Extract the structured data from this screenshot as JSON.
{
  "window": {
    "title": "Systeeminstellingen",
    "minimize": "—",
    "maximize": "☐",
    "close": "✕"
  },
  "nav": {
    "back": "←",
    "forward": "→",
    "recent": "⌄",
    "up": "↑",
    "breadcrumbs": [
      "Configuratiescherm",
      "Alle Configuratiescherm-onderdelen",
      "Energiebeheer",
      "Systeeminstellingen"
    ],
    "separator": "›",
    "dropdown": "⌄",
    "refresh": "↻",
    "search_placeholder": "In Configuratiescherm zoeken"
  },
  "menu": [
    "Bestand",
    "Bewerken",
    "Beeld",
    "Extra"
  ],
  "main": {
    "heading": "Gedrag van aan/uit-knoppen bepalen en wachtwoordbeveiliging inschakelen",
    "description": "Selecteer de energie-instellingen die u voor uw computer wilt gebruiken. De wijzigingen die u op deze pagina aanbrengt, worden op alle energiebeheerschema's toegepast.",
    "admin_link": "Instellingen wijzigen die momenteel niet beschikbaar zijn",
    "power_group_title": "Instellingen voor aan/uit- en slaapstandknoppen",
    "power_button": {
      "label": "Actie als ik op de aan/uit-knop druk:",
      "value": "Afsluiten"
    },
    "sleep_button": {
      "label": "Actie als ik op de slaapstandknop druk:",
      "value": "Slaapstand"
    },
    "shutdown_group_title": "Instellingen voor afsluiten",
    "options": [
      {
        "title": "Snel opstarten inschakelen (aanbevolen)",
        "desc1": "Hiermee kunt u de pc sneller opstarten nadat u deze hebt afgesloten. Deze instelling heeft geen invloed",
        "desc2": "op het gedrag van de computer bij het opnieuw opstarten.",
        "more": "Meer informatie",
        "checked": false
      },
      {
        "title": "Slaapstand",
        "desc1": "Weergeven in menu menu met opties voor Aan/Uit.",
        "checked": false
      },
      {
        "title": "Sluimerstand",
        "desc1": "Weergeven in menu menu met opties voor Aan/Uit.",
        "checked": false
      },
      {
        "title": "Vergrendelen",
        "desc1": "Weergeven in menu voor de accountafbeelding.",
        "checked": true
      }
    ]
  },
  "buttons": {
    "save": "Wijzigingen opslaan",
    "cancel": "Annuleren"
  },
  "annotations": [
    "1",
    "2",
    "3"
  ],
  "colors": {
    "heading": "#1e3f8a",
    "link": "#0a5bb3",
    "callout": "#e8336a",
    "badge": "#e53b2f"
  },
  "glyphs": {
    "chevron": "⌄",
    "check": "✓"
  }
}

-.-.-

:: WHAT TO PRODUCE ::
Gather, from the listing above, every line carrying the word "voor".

:: ANSWER TO THIS EXERCISE ::
    "description": "Selecteer de energie-instellingen die u voor uw computer wilt gebruiken. De wijzigingen die u op deze pagina aanbrengt, worden op alle energiebeheerschema's toegepast.",
    "power_group_title": "Instellingen voor aan/uit- en slaapstandknoppen",
    "shutdown_group_title": "Instellingen voor afsluiten",
        "desc1": "Weergeven in menu menu met opties voor Aan/Uit.",
        "desc1": "Weergeven in menu menu met opties voor Aan/Uit.",
        "desc1": "Weergeven in menu voor de accountafbeelding.",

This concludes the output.